  14. To all of you who are commenting about how good or bad the medical treatment is in Thailand based on personal experience, I have to ask if you really are able to tell? Do you really know whether your treatment was optimal? Could/should the doctor have done something else? What really were the alternatives (beyond the ones he might or might not have known)? Would another doctor have gotten a slightly better result? The fact is that as a patient you only know what your doctor told you. If he had a gap in his knowledge, so now do you. So that begs the question: as a layman, how can you judge? You really can't. You do as everyone else does and you assume that if the doctor ACTS knowledgeable and compassionate, the nurses are nice to you, and the equipment and room looks clean and new, well then the doctor must be good. That's the best you can do. I am a medical professional/educator from America that has made his home in Thailand. I have published something like six textbooks, 50 scientific papers in 6-7 languages, presented over 200 lectures around the world, served on the faculty of around 6 universities in four countries, and have a handful of intentional patents for my medical innovations. I also have had the opportunity to see the health care industry up close and personal in Thailand and a few other countries. And my conclusion? Whether you get good or damaging treatment depends entirely on one factor: people. The same as car repair people, or plumbers, or housepainters. If the person providing the service has good skills and really cares, then they won't take shortcuts that they know you won't discover. They'll keep their skills and knowledge up to date and refer out the things that someone else can do better even if they have an upcoming payment on their new Benz. They'll put your needs ahead of their own. In Thailand the medical establishment has very few checks. Up until very recently it was unheard of to question a doctor, even after tragic results from obvious malpractice. Unquestionably, Thai doctors and nurses are human beings. I don't believe that anything more needs to be said on this subject.

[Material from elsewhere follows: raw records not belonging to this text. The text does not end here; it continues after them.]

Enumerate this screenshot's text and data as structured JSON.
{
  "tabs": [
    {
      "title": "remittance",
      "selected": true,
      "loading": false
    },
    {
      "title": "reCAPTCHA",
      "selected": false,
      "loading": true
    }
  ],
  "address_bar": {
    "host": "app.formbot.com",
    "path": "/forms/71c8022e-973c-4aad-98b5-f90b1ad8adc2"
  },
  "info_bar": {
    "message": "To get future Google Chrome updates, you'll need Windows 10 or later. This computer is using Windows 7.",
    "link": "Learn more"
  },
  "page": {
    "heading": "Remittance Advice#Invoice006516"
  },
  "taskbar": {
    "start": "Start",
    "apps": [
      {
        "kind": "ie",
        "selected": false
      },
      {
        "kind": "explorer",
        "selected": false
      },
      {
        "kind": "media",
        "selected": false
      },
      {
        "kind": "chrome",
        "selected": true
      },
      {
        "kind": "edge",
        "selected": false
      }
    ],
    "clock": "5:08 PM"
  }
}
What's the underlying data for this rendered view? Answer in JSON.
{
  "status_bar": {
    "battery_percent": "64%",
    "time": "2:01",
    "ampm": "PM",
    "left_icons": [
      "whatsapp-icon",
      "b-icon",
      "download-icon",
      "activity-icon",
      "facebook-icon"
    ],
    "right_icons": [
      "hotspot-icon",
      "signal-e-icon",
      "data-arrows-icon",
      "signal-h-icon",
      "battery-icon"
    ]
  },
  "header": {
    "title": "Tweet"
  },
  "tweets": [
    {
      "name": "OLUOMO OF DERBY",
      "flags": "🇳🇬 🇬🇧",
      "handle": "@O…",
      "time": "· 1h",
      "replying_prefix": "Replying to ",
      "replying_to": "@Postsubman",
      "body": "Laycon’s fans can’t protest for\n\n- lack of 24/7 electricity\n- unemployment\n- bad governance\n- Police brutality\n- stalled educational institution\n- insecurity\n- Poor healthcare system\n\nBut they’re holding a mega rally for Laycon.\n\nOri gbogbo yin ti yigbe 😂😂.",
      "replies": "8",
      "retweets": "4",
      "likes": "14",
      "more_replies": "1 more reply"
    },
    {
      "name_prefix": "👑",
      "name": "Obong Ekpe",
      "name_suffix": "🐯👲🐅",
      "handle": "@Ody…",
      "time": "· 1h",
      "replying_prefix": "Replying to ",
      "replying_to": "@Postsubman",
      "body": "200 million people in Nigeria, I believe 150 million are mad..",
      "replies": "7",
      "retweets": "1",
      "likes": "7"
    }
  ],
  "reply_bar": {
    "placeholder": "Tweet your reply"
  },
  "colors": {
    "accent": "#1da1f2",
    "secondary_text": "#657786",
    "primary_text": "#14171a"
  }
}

  15. I went to the dentist last week and after he took an x-ray I was asked for my passport. I was told that all dental x-rays for foreigners must now be sent to the government along with their I'D. Now this sounds like the government will also have the fingerprints of everyone that has a bank account. And if the country goes cashless, that will mean everybody. Interesting.